You may want to use a lingerie bag to cut down on that fraying problem. Some I even recommend washing it twice. Drying is the same story: crank up the heat! Tip – If you want, add a large bath towel into the dryer to keep the yardage from twisting and accumulating unwanted wrinkles.
If things do get a little wrinkled, it’s not a bad idea to iron things out before sewing. Except… maybe don’t actually iron it. Since flannel is really stretchy, ironing can stretch out the fabric a little too much. Try pressing flannel instead (holding the iron in place for a few seconds), or even trying starch. Because of all of that stretchiness, flannel can slide a bit, making it hard to sew. (Have questions about starch? Read about it here!)
Quilting With Flannel Episode 4: It’s Business Time
You have to pardon the Flight of the Conchords reference. I can't help myself 😉
Pre-gaming is over. You’ve pre-shrunk and straightened-up your fabric. It's time to get to work. Because flannel is a thicker, softer fabric, quilting with flannel is kind of hard on your hardware. Use sharp scissors, or a larger blade rotary cutter (2-inch diameter) when cutting. Arm your sewing machine with a new, 80/12 or even 90/14 machine needle if you have one.
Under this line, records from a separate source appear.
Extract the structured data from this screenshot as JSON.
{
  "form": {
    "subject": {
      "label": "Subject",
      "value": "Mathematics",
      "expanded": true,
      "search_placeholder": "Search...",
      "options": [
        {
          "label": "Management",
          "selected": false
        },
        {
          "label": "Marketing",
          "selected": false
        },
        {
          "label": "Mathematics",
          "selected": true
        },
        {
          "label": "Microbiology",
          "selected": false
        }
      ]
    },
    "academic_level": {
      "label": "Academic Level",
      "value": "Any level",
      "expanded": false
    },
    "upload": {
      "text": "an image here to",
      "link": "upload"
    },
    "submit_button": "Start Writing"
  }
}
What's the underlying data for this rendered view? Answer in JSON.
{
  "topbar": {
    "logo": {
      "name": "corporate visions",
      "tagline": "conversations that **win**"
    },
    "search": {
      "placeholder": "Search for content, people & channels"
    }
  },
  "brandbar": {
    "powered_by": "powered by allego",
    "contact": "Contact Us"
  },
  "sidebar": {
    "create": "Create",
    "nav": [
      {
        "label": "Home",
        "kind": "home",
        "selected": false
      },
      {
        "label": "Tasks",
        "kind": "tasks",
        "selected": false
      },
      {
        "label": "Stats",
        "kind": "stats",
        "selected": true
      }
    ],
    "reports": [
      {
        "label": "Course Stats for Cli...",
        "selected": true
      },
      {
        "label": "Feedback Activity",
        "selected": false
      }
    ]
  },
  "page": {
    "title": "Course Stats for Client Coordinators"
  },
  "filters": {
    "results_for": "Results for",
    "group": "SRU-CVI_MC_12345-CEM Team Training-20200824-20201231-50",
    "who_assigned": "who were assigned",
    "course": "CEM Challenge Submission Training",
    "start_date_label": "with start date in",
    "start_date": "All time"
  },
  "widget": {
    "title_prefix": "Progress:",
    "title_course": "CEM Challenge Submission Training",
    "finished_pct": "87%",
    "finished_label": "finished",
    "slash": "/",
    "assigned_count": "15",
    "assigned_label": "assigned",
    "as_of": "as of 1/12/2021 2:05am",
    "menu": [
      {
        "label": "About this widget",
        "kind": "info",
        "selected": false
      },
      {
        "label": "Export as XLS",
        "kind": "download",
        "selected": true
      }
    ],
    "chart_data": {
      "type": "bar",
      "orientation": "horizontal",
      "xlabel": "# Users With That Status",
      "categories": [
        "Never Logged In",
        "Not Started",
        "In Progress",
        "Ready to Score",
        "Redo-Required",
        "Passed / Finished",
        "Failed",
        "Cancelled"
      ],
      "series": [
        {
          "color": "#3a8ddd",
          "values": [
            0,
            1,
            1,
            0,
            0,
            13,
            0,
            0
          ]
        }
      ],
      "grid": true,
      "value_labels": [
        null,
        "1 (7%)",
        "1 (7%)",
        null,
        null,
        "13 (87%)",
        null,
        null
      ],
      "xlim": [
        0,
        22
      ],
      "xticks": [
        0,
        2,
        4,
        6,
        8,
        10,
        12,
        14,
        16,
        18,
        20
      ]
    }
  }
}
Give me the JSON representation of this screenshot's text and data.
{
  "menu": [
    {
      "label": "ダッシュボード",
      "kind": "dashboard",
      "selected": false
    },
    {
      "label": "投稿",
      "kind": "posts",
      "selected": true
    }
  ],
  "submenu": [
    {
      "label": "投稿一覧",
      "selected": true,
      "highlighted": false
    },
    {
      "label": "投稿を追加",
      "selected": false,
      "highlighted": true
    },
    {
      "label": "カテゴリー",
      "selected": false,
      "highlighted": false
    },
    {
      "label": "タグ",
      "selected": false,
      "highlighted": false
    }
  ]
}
As far as stitch length goes, try making them a bit longer than if you were quilting with light-weight quilting cotton. It will give you a great seam, since a shorter stitch could stretch the flannel fabric (also, if you happen to make a mistake, it’ll be easier to pick open the seams. It’s ok. We all do it.)
Lastly, I know I'm always harping about this, but use a walking foot on your sewing machine when quilting with flannel. Yes, this has to do with all of that stretching we’ve been talking about. We gotta hand it to you, flannel, you are flexible.
Quilting With Flannel Episode 5: The Morning After
Chances are, after a serious quilting sesh with flannel, things got a little dirty. It's the looser weave that produces all of that lint. A simple fix is to clean out the bobbin, and also around the needle after you are finished with your flannel project. I really like using this compressed gas duster for the small back corners.
And that’s it! That’s the end of your “Quilting With Flannel PSA.” Will there be a second date? That’s for you to decide. Share your experiences (and any other tips you have) in the comment section below!
*The adorable flannel photo above was taken by High Five For Love and used with permission.